Material supplied Block Start

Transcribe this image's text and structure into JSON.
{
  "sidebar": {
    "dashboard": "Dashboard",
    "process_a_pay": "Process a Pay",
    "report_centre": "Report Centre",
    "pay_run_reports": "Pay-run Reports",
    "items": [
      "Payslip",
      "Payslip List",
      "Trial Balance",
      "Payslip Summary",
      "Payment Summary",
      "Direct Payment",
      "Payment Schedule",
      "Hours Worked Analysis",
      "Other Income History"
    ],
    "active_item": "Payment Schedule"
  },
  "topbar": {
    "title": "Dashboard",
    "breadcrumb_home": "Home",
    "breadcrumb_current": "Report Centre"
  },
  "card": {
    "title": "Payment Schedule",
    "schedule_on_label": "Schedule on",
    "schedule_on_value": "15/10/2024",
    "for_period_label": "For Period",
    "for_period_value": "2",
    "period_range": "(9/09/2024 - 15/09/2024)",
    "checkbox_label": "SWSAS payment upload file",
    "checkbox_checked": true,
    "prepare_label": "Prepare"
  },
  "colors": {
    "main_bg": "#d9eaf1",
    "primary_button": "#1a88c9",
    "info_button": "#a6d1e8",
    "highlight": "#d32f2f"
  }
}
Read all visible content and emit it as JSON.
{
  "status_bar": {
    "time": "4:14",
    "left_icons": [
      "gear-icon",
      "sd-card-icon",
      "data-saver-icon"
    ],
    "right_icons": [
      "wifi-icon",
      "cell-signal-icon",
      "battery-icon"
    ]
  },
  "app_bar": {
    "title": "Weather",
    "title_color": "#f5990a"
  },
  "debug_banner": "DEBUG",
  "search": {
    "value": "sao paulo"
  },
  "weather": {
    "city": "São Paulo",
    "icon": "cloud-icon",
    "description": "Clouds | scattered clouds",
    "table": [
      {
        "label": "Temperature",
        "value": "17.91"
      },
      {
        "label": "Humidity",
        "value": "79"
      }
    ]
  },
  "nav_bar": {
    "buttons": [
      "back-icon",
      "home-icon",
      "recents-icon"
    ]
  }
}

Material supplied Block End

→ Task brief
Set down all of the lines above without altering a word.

→ Written answer
Transcribe this image's text and structure into JSON.
{
  "sidebar": {
    "dashboard": "Dashboard",
    "process_a_pay": "Process a Pay",
    "report_centre": "Report Centre",
    "pay_run_reports": "Pay-run Reports",
    "items": [
      "Payslip",
      "Payslip List",
      "Trial Balance",
      "Payslip Summary",
      "Payment Summary",
      "Direct Payment",
      "Payment Schedule",
      "Hours Worked Analysis",
      "Other Income History"
    ],
    "active_item": "Payment Schedule"
  },
  "topbar": {
    "title": "Dashboard",
    "breadcrumb_home": "Home",
    "breadcrumb_current": "Report Centre"
  },
  "card": {
    "title": "Payment Schedule",
    "schedule_on_label": "Schedule on",
    "schedule_on_value": "15/10/2024",
    "for_period_label": "For Period",
    "for_period_value": "2",
    "period_range": "(9/09/2024 - 15/09/2024)",
    "checkbox_label": "SWSAS payment upload file",
    "checkbox_checked": true,
    "prepare_label": "Prepare"
  },
  "colors": {
    "main_bg": "#d9eaf1",
    "primary_button": "#1a88c9",
    "info_button": "#a6d1e8",
    "highlight": "#d32f2f"
  }
}
Read all visible content and emit it as JSON.
{
  "status_bar": {
    "time": "4:14",
    "left_icons": [
      "gear-icon",
      "sd-card-icon",
      "data-saver-icon"
    ],
    "right_icons": [
      "wifi-icon",
      "cell-signal-icon",
      "battery-icon"
    ]
  },
  "app_bar": {
    "title": "Weather",
    "title_color": "#f5990a"
  },
  "debug_banner": "DEBUG",
  "search": {
    "value": "sao paulo"
  },
  "weather": {
    "city": "São Paulo",
    "icon": "cloud-icon",
    "description": "Clouds | scattered clouds",
    "table": [
      {
        "label": "Temperature",
        "value": "17.91"
      },
      {
        "label": "Humidity",
        "value": "79"
      }
    ]
  },
  "nav_bar": {
    "buttons": [
      "back-icon",
      "home-icon",
      "recents-icon"
    ]
  }
}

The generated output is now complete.